Review: Invisible Lines by Mary Amato
For Trevor Musgrove, life isn't always bright and cheerful. His family just moved to Hedley Gardens, a tough housing project its residents call "Deadly Gardens." He goes to school with rich kids who have everything, while he has to work to afford soccer cleats. It doesn't help that the best athlete in school, Xander Pierce, happens to have it out for him. Mistakenly enrolled in an advanced science class taught by an odd but engaging teacher, Trevor is thrown headfirst into the world of natural science. Through all this, he will learn that life can spring up in the darkest places-- maybe even in Deadly Gardens.
When I first started reading this book I almost had to stop. Not because the writing was bad, but because the book starts out with a really sad event, and I didn't know if I wanted to read a book about such sad lives. But I made myself keep reading. I'm glad I did or I would've missed all the hope this story carries. Trevor is a main character that you can root for because he doesn't give up. He always has the hope and belief things will work out. There were times when I was like "Trevor, come on bud it's just not gonna happen", but he never took an answer he didn't like. He worked as hard as he could to make it what he wanted it to be. Although his ability to have hope was strained at times, it was always there. Several roadblocks are thrown up in front of him, he plowed on. I had to admire that! He kept me reading because I wanted to see him succeed. You will too.
After seeing the science teacher I work with wearing a t-shirt with mushrooms and their scientific names, I passed the book on to him. Trevor is placed in an advanced science class where the instructor has them searching for and learning about mushrooms. For this class he has to keep a field journal. That teacher and journal help Trevor go beyond what might normally be expected of him.
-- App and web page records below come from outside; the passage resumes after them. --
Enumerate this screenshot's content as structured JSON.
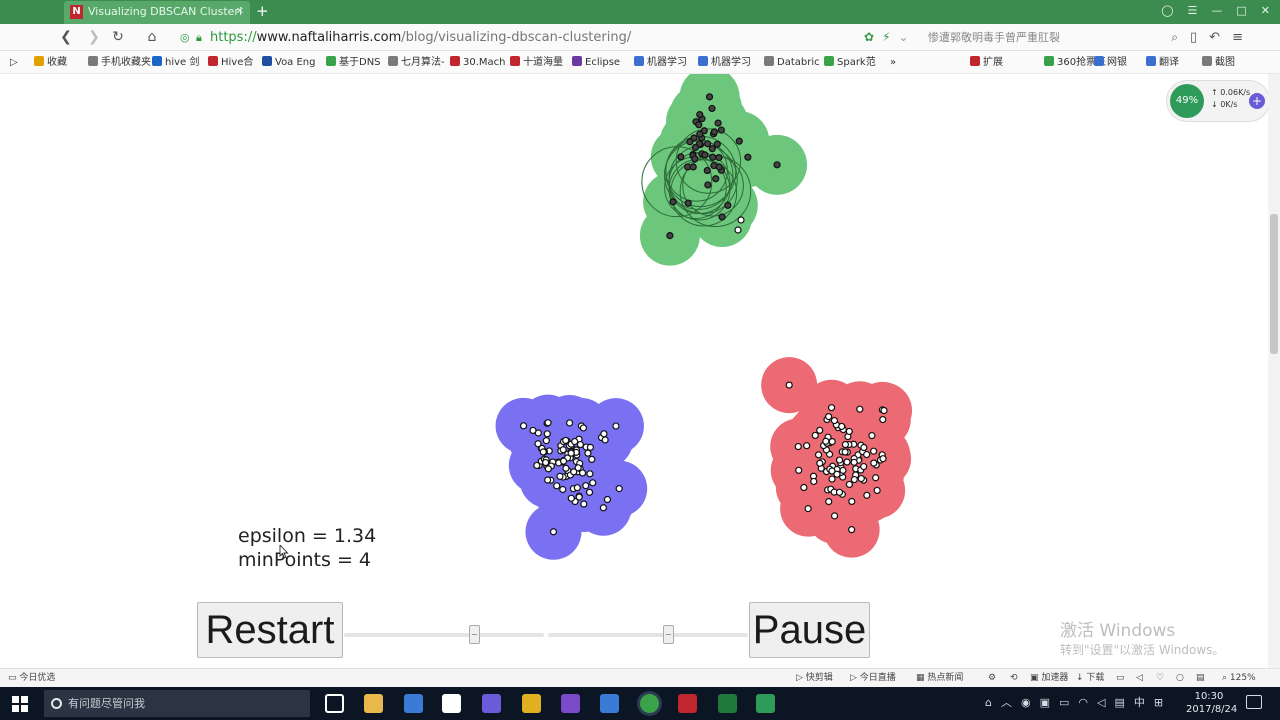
{
  "browser": {
    "tab_title": "Visualizing DBSCAN Clusteri",
    "tab_favicon": "N",
    "url_protocol": "https://",
    "url_host": "www.naftaliharris.com",
    "url_path": "/blog/visualizing-dbscan-clustering/",
    "search_placeholder": "惨遭郭敬明毒手曾严重肛裂",
    "zoom": "125%"
  },
  "bookmarks": [
    {
      "label": "收藏",
      "color": "#e0a100"
    },
    {
      "label": "手机收藏夹",
      "color": "#7a7a7a"
    },
    {
      "label": "hive 剑",
      "color": "#1a66c7"
    },
    {
      "label": "Hive合",
      "color": "#c0262d"
    },
    {
      "label": "Voa Eng",
      "color": "#1e4fa0"
    },
    {
      "label": "基于DNS",
      "color": "#3aa34a"
    },
    {
      "label": "七月算法-",
      "color": "#7a7a7a"
    },
    {
      "label": "30.Mach",
      "color": "#c0262d"
    },
    {
      "label": "十道海量",
      "color": "#c0262d"
    },
    {
      "label": "Eclipse",
      "color": "#6a3aa0"
    },
    {
      "label": "机器学习",
      "color": "#3a6fd0"
    },
    {
      "label": "机器学习",
      "color": "#3a6fd0"
    },
    {
      "label": "Databric",
      "color": "#7a7a7a"
    },
    {
      "label": "Spark范",
      "color": "#3aa34a"
    }
  ],
  "bookmarks_right": [
    {
      "label": "扩展",
      "color": "#c0262d"
    },
    {
      "label": "360抢票王",
      "color": "#3aa34a"
    },
    {
      "label": "网银",
      "color": "#3a6fd0"
    },
    {
      "label": "翻译",
      "color": "#3a6fd0"
    },
    {
      "label": "截图",
      "color": "#7a7a7a"
    }
  ],
  "net_widget": {
    "percent": "49%",
    "up": "0.06K/s",
    "down": "0K/s"
  },
  "visualization": {
    "epsilon_text": "epsilon = 1.34",
    "minpoints_text": "minPoints = 4",
    "restart_label": "Restart",
    "pause_label": "Pause",
    "slider_epsilon_value": 0.65,
    "slider_minpoints_value": 0.6,
    "clusters": [
      {
        "name": "green",
        "color": "#6cc77d"
      },
      {
        "name": "blue",
        "color": "#7a70f2"
      },
      {
        "name": "red",
        "color": "#ec6a73"
      }
    ]
  },
  "watermark": {
    "line1": "激活 Windows",
    "line2": "转到\"设置\"以激活 Windows。"
  },
  "statusbar": {
    "left": "今日优选",
    "items": [
      "快剪辑",
      "今日直播",
      "热点新闻"
    ],
    "accelerator": "加速器",
    "download": "下载",
    "zoom": "125%"
  },
  "taskbar": {
    "search_placeholder": "有问题尽管问我",
    "time": "10:30",
    "date": "2017/8/24",
    "ime": "中"
  }
}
After I told the science teacher I work with about this, he was really excited to read it. I think he'll like it.
Final Thought: A great book for middle schoolers about never believing people when they tell you your dreams aren't possible.
Best for ages: 11-14 There are a few parts of the book that might be too serious for the younger kids.